They then indicate that their invention overcomes these problems and is thus a significant improvement over prior art. In Figure Eleven of their patent (shown below) they describe one such improvement, “an exemplary method 1100 for eliminating the use of seed sets in an active learning system in accordance with certain embodiments.”
These are basically the same kind of complaints that I have made here against Predictive Coding 1.0 and 2.0. I understand the criticisms regarding complex interfaces, that rely on multi-phased approaches to active learning. If the software forces use of control set and seed set nonsense, then it is an overly complex interface. (It is not overly complex if it allows other types of search, such as keyword, similarity or concept, for this degree of complexity is necessary for a multimodal approach.) I also understand their criticism of the multi-phased approaches to active learning, which was fixed in 2.0 and CAL.
The Grossman & Cormack criticism about low prevalence document collections, which is the rule, not the exception in legal search, is also correct. It is another reason the control set approach cannot work in legal search. The number of relevant documents to be found constitutes a small fraction of a large collection and so the control set random sample is very unlikely to be representative, much less complete. That is an additional problem separate and apart from relevance shift.
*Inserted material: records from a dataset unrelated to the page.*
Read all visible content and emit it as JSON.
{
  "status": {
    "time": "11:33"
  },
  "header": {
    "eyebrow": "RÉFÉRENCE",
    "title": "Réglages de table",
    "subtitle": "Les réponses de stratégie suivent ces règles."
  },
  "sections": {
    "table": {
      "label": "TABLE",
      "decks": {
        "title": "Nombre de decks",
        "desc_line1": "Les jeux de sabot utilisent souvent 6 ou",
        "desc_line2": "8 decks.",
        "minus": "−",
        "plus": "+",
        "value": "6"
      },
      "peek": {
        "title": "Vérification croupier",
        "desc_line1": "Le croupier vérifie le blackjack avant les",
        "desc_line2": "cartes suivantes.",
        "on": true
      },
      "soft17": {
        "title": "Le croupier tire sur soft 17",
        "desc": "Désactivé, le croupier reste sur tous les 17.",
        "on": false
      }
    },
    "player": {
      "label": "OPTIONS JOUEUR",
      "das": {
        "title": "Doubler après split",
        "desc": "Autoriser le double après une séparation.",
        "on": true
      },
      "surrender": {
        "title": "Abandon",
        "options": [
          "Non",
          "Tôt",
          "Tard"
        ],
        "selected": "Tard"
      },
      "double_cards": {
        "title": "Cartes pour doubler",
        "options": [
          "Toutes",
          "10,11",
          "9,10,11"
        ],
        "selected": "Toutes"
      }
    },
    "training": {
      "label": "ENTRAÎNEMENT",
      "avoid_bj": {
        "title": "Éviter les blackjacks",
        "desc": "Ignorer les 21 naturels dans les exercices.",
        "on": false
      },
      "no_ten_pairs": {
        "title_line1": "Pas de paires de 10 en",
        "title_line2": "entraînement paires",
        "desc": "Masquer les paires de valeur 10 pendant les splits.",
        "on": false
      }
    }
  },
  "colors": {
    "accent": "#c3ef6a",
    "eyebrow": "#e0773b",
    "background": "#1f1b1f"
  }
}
About the only complaint the Grossman & Cormack patent makes that I do not understand is the gripe about large infrastructure and interconnection across many different computer systems in different locations. For Kroll Ontrack software at least, that is the vendor’s problem, not the attorneys. All the user does is sign on to a secure cloud server.
Notice that there is no seed set or control set in the Grossman & Cormack patent diagram as you see in the old Recommind patent. Much of the rest of the patent, in so far as I am able to understand the arcane patent language used, consists of applications of CAL techniques that have been tested and explained in their writings, including many additional variables and techniques not mentioned in their articles. See eg. Evaluation of Machine-Learning Protocols for Technology-Assisted Review in Electronic Discovery, SIGIR’14, July 6–11, 2014. Their patent includes CAL methods, of course, but also eliminates the use of seed sets. I presume this means they also eliminate control sets, at least in some of their methods. If true, then in that sense their patents are like my own 3.0 innovation.
To be continued and concluded with a lengthy description of the Predictive Coding version 3.o eight-step method.